▶ **ABOUT THIS TASK**: Across all the entries below, how many lines mention the string "prefix"? Respond with a single number.

*-*-*

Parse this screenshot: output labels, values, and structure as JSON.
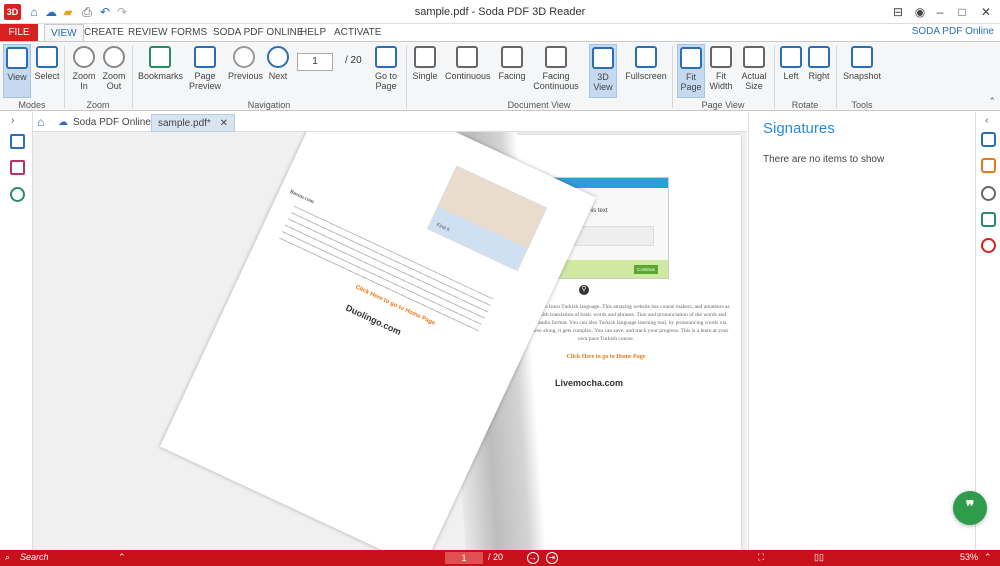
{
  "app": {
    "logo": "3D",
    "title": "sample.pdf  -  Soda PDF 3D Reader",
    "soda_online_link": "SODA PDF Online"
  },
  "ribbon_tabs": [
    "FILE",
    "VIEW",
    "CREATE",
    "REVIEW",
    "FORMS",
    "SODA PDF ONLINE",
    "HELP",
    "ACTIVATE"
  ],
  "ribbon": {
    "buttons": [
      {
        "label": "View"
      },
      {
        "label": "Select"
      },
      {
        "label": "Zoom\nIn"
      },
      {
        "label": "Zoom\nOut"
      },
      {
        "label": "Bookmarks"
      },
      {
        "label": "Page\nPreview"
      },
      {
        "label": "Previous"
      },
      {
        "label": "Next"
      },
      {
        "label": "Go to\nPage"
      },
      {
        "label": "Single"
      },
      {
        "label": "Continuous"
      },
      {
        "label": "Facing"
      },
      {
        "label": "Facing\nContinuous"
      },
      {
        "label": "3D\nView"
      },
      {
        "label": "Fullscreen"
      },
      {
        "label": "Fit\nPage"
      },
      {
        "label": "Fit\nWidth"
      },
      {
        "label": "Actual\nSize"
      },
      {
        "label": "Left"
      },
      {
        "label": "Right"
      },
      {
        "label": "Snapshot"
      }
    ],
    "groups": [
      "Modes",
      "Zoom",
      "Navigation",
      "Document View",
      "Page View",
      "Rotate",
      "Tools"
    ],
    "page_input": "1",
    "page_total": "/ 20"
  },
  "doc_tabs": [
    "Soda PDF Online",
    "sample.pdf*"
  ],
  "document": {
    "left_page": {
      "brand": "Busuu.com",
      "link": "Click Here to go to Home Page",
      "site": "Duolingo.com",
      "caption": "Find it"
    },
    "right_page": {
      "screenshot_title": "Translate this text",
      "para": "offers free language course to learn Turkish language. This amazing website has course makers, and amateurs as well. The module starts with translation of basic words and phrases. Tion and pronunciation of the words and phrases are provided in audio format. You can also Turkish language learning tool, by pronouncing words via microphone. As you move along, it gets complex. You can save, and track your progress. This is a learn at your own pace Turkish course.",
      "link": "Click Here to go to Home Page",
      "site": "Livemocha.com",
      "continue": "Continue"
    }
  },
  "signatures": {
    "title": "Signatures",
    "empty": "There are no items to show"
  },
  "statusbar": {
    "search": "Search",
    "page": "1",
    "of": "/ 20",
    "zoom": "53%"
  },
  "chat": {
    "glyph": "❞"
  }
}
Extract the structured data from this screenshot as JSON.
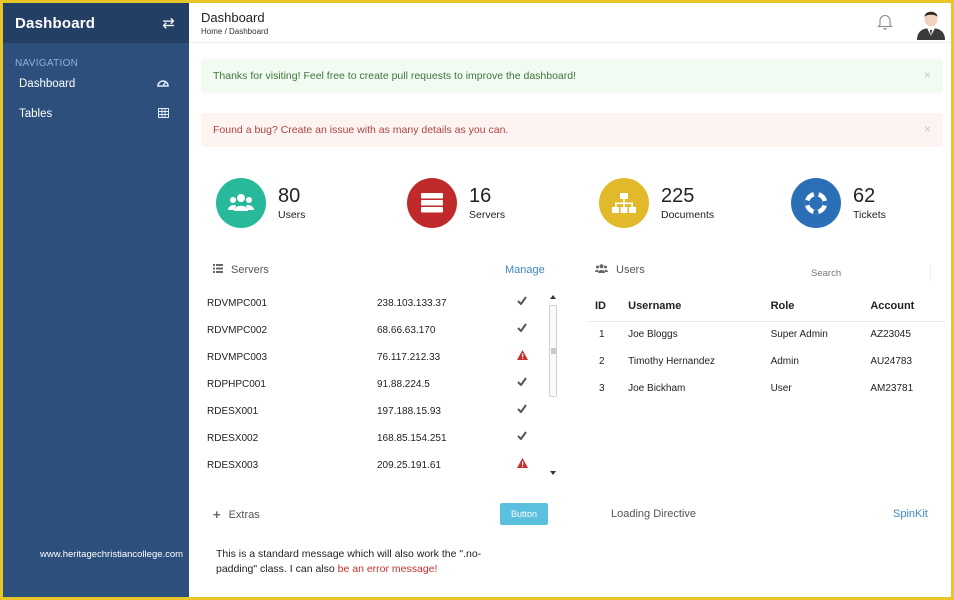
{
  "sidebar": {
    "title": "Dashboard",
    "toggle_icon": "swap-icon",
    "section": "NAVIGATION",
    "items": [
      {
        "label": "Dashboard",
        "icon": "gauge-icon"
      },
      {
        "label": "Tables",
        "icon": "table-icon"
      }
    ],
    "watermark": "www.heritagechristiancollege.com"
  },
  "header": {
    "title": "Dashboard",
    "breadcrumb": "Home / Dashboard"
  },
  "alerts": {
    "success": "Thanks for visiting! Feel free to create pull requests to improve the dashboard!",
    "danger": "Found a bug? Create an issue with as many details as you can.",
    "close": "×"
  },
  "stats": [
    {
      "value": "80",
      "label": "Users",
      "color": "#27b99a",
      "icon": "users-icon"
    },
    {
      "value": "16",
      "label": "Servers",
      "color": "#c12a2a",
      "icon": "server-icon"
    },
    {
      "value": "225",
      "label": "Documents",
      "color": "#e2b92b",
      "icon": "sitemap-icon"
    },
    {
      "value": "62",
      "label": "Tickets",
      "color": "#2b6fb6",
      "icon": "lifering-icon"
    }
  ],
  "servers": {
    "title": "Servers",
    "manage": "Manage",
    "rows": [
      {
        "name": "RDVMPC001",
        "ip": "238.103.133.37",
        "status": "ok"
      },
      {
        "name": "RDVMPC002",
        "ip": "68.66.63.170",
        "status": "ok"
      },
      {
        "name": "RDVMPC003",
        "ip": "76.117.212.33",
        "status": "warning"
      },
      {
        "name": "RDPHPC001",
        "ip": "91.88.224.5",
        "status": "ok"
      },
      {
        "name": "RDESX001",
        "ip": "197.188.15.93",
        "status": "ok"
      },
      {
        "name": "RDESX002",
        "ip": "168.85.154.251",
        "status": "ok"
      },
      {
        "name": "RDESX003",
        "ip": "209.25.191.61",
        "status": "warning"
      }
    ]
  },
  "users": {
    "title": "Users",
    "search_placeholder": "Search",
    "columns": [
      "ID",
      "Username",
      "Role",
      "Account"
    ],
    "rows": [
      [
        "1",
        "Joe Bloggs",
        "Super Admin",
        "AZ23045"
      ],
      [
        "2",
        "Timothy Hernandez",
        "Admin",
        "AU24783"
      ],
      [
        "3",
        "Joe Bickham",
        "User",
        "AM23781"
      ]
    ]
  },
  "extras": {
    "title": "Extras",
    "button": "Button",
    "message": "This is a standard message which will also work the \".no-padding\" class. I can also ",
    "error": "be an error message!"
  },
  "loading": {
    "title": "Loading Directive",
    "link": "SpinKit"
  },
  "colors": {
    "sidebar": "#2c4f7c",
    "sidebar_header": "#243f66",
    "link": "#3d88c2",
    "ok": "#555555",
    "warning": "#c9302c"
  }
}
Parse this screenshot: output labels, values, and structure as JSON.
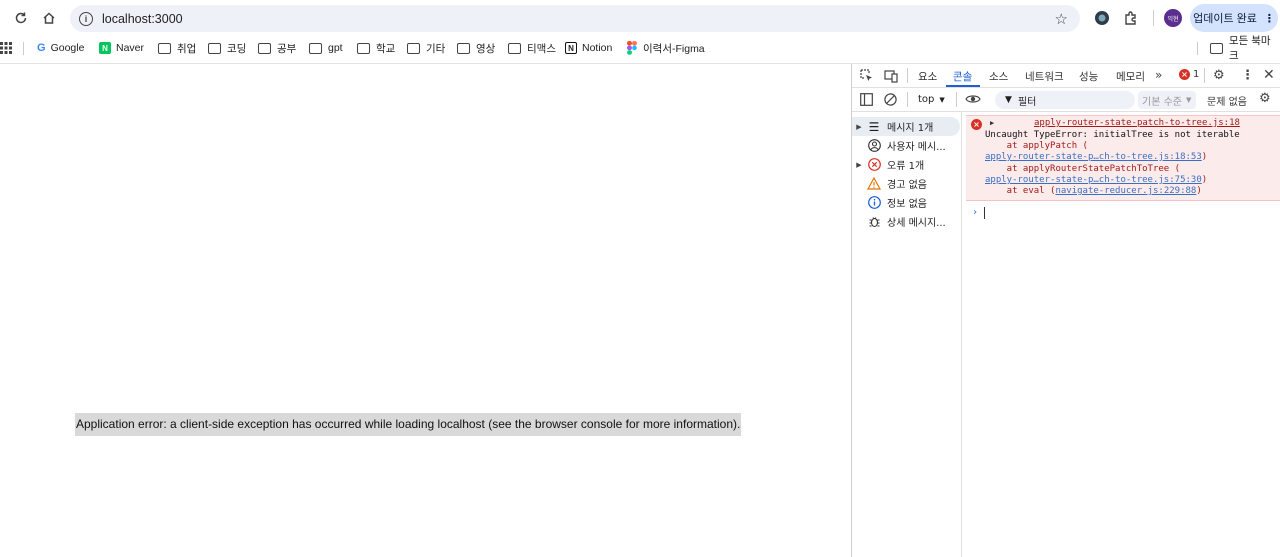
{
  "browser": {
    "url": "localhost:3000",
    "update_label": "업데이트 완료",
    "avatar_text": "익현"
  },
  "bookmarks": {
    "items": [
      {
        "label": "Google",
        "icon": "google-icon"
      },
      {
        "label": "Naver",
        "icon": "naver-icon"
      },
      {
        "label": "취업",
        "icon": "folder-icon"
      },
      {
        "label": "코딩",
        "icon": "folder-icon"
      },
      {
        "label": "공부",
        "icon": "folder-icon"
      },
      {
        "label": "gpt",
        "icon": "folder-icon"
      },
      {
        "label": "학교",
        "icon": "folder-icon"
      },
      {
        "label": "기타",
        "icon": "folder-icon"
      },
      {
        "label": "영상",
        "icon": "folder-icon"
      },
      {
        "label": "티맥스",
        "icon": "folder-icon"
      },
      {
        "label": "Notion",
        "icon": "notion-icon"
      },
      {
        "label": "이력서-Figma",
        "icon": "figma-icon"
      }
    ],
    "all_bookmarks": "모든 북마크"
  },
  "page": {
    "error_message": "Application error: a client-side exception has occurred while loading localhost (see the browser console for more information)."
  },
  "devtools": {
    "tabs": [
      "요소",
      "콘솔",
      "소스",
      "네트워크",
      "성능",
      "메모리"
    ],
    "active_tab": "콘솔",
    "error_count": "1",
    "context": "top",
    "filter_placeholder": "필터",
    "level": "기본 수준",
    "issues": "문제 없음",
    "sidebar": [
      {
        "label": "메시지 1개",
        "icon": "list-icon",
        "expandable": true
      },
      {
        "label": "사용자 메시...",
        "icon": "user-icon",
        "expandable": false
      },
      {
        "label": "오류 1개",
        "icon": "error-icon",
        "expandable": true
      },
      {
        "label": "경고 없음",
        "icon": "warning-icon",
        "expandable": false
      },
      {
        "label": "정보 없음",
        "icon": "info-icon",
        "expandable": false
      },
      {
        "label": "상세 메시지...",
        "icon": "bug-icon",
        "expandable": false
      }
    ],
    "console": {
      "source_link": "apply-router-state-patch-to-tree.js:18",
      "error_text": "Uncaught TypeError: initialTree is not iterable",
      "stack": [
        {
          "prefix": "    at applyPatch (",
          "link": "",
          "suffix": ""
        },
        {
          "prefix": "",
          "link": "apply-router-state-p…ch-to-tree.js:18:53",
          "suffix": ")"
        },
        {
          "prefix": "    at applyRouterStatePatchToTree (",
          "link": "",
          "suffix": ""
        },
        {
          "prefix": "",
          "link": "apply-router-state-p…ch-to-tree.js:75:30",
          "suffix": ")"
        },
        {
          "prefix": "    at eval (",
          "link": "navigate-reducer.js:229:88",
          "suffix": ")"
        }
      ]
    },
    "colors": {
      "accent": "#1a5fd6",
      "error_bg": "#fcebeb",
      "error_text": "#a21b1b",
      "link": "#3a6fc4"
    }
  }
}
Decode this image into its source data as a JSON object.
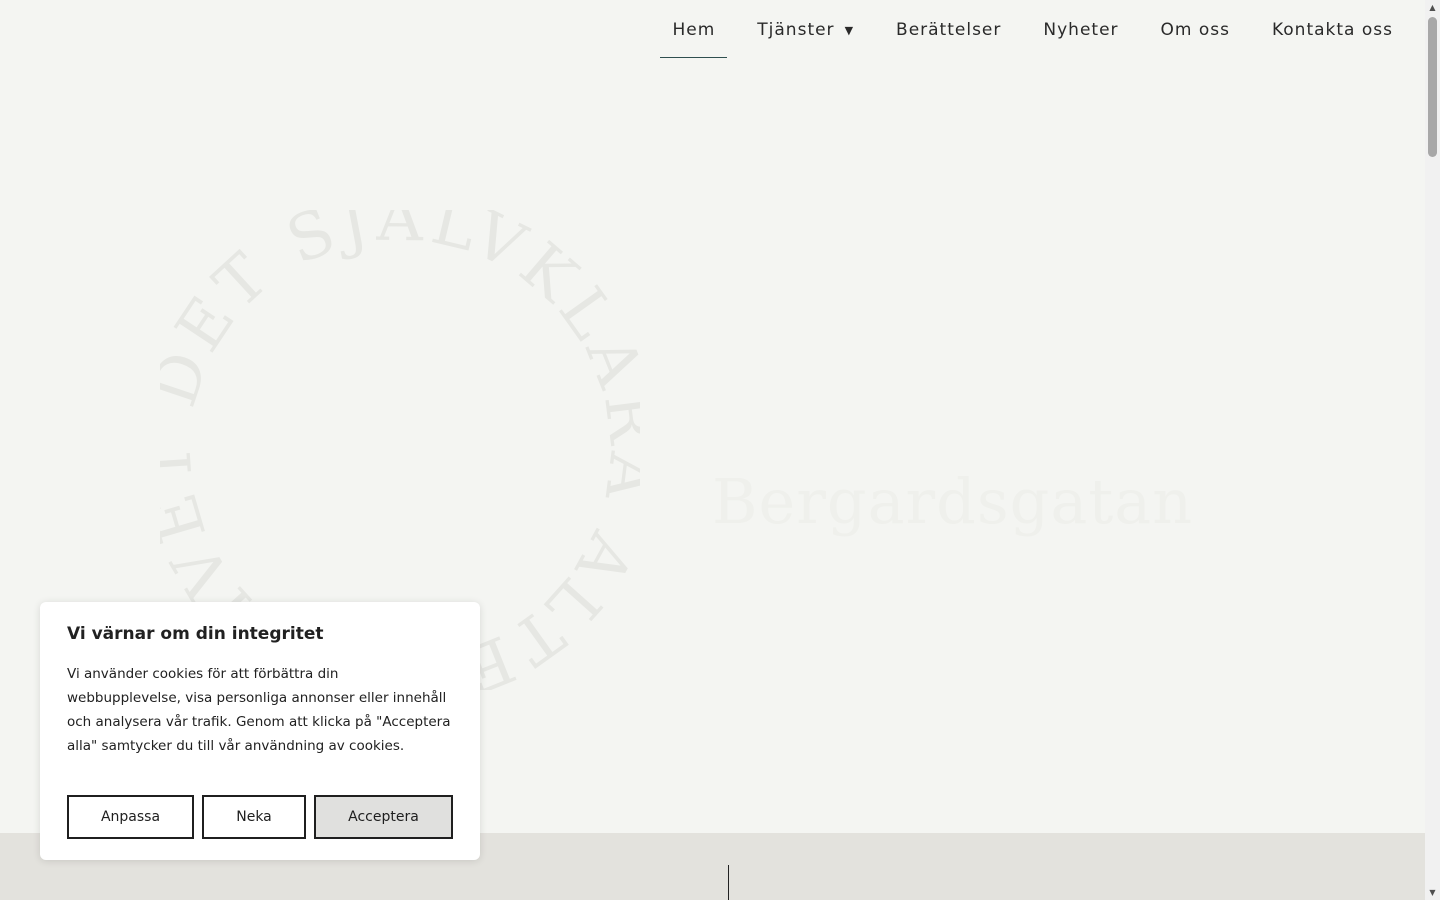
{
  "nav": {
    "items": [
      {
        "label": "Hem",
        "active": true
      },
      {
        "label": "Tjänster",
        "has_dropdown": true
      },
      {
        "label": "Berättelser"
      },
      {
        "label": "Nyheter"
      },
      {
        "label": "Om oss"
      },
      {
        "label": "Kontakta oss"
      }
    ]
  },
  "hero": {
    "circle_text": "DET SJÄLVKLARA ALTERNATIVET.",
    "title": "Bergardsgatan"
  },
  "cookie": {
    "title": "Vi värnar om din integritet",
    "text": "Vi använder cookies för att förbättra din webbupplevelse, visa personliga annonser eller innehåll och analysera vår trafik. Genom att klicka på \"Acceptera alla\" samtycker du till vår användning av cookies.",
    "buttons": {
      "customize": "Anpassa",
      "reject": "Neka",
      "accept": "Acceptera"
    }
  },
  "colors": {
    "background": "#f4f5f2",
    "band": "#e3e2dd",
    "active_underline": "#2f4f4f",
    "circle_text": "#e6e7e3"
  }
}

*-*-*

▶ **ANSWER SECTION**: 5